* _Given entries_:
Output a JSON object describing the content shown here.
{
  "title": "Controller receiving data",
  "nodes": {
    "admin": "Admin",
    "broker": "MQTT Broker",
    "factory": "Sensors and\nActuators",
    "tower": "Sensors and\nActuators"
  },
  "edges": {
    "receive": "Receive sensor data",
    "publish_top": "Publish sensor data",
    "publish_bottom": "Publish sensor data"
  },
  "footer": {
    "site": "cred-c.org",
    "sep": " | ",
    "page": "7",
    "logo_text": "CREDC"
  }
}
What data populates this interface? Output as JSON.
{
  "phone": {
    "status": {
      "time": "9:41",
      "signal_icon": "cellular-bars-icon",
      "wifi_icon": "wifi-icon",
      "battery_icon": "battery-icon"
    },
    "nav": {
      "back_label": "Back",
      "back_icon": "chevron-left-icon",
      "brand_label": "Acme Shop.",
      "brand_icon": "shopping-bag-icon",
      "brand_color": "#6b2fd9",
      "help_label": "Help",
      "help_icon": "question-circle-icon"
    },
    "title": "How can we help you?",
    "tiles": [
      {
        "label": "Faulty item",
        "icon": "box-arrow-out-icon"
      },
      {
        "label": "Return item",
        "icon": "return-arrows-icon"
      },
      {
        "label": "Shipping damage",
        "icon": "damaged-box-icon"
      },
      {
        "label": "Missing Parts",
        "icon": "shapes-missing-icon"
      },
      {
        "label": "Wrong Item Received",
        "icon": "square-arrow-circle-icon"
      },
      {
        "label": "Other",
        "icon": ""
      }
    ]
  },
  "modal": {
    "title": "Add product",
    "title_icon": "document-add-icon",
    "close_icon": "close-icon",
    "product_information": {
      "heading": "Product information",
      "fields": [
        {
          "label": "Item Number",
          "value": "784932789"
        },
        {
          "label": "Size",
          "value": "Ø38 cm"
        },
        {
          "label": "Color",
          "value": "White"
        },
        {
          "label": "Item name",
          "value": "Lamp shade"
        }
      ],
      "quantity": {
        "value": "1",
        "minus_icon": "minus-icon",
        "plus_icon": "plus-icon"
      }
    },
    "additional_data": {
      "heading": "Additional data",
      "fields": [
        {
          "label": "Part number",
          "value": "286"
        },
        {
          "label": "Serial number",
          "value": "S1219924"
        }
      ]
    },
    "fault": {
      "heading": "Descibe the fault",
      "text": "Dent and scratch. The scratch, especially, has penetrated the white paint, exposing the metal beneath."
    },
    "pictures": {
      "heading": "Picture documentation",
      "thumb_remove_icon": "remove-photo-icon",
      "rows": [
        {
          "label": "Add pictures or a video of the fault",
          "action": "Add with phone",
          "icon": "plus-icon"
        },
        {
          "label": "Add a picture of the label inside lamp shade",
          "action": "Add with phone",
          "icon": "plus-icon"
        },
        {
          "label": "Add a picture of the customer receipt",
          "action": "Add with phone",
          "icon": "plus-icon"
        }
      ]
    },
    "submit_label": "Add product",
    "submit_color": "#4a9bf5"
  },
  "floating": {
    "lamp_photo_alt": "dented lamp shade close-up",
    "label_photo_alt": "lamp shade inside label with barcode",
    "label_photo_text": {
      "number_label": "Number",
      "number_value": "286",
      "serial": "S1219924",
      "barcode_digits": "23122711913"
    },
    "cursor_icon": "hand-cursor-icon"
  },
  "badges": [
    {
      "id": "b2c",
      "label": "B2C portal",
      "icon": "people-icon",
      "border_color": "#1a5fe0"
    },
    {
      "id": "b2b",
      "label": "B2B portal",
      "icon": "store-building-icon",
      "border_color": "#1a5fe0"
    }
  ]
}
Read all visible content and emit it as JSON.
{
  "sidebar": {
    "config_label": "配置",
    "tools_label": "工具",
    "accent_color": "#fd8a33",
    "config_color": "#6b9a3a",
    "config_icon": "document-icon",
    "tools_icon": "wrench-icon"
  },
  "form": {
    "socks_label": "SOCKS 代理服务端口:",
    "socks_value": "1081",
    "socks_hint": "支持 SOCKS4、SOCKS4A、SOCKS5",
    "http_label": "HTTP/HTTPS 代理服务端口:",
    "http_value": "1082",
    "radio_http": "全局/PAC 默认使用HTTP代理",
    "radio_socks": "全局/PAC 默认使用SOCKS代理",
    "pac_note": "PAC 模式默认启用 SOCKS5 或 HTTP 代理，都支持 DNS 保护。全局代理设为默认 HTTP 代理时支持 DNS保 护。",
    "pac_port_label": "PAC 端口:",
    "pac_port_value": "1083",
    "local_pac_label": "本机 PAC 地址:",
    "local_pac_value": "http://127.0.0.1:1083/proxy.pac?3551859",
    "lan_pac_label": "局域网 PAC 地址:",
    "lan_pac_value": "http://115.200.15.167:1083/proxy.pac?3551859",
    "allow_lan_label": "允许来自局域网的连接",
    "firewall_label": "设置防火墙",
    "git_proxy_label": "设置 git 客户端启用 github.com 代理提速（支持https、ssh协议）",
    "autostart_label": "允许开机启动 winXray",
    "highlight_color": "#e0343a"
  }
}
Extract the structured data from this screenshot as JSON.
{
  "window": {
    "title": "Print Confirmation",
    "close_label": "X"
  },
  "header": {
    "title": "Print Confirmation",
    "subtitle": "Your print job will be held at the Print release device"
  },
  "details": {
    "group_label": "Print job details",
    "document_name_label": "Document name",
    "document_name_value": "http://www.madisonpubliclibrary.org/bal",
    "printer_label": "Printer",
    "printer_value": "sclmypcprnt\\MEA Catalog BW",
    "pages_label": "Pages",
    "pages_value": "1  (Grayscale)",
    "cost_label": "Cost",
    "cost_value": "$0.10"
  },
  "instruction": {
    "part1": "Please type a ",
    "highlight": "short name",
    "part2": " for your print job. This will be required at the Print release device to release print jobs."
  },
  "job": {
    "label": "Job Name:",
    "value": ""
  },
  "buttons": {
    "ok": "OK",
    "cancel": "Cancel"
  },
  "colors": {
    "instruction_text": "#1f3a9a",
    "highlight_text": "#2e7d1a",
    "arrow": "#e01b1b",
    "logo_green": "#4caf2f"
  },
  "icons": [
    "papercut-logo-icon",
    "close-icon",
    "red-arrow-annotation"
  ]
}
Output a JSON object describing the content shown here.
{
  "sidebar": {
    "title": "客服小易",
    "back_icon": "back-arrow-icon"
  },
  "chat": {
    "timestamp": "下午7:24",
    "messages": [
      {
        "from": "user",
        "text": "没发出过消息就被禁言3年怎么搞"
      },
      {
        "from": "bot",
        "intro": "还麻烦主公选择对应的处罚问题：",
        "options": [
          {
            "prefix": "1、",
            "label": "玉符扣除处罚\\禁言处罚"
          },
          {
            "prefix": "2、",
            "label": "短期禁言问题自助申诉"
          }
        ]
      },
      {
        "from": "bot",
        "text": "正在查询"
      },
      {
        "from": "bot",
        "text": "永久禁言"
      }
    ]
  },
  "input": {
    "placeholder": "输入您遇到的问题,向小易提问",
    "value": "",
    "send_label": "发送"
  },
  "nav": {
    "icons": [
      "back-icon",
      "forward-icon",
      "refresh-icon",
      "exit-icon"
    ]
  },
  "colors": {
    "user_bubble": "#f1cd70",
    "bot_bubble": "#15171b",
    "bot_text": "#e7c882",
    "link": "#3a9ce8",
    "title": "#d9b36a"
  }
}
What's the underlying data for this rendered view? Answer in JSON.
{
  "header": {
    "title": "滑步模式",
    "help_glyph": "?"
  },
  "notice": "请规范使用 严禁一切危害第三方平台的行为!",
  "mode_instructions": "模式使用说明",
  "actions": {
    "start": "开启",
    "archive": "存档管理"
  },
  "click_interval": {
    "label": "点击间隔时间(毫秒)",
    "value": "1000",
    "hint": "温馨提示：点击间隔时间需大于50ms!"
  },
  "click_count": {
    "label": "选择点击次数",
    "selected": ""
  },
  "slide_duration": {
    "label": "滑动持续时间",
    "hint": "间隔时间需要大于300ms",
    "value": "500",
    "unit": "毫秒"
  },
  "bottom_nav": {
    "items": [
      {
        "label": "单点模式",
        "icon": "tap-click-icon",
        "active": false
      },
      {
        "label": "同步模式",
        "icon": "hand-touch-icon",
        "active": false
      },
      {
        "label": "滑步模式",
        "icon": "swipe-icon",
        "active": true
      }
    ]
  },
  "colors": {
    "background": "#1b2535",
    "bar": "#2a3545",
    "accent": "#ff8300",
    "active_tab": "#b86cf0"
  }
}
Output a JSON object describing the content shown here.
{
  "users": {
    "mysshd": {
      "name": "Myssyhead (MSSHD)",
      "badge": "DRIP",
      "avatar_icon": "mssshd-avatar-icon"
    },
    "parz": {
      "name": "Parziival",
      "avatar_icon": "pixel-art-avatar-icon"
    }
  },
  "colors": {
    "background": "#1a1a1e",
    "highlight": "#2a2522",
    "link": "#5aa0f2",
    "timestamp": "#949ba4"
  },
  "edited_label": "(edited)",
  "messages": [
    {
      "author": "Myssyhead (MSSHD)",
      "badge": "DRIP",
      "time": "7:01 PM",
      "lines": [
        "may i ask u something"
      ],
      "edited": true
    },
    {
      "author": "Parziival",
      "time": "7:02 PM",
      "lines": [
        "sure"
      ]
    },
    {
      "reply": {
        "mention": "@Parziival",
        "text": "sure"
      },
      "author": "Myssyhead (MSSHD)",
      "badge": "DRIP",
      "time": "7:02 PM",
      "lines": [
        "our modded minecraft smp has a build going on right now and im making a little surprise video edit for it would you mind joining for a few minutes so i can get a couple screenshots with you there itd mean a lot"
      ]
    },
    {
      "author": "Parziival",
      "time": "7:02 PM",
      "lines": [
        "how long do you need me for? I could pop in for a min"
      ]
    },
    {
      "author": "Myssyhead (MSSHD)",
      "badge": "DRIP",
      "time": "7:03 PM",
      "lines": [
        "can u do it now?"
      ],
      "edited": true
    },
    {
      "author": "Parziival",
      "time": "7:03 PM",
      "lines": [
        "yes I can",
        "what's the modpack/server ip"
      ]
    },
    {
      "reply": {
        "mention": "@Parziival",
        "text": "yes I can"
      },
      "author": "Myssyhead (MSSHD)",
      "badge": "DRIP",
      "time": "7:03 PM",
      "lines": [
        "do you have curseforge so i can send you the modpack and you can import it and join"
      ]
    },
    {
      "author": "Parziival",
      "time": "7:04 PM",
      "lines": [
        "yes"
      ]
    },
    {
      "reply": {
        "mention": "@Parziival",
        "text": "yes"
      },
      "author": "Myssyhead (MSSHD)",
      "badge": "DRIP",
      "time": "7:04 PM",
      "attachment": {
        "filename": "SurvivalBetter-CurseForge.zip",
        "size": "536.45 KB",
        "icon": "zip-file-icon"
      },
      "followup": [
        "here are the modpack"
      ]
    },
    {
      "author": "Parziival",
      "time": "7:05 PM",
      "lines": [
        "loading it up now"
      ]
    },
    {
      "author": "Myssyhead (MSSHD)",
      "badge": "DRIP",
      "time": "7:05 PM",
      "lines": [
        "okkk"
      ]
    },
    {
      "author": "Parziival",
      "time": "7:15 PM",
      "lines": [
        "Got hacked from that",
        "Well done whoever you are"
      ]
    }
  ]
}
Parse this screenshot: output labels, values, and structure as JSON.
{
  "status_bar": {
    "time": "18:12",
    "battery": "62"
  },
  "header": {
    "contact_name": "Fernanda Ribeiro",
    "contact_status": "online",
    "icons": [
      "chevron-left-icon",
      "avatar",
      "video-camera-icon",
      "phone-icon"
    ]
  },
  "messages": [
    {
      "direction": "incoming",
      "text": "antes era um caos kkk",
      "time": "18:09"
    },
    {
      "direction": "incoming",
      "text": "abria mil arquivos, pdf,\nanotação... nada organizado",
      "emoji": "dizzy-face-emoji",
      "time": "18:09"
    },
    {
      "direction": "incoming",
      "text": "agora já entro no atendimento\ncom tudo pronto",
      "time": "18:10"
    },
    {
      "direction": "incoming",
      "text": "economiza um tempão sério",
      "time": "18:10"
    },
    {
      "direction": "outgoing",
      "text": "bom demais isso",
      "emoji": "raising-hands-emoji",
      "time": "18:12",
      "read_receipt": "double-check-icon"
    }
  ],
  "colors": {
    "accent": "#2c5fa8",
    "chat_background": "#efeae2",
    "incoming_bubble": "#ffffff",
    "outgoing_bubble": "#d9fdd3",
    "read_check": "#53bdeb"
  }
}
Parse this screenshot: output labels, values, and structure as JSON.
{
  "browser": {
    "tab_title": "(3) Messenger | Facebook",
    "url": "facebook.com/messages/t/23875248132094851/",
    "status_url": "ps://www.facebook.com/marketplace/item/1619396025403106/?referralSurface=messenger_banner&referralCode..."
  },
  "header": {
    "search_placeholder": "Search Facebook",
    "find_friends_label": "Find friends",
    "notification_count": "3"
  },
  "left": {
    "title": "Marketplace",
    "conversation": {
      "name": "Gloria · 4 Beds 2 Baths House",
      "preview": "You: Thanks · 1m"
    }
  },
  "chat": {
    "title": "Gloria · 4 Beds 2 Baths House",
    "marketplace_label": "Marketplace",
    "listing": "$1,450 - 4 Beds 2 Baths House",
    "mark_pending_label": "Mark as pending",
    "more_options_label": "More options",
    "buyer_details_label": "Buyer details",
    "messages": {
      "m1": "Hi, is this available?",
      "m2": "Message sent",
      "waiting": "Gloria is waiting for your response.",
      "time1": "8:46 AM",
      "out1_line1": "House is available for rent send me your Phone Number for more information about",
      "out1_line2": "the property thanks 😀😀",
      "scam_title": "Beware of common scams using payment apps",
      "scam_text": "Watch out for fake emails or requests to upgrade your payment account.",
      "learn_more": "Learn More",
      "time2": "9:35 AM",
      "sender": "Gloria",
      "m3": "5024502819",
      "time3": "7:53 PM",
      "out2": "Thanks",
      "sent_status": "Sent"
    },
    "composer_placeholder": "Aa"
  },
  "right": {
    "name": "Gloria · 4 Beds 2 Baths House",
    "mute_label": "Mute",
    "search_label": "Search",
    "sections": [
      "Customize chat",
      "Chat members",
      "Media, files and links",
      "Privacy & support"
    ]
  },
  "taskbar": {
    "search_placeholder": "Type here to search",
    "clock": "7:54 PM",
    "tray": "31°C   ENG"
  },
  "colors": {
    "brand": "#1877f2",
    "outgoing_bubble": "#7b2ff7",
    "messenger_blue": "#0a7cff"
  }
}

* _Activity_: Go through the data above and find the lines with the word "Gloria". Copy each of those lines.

* _Solution_:
      "name": "Gloria · 4 Beds 2 Baths House",
    "title": "Gloria · 4 Beds 2 Baths House",
      "waiting": "Gloria is waiting for your response.",
      "sender": "Gloria",
    "name": "Gloria · 4 Beds 2 Baths House",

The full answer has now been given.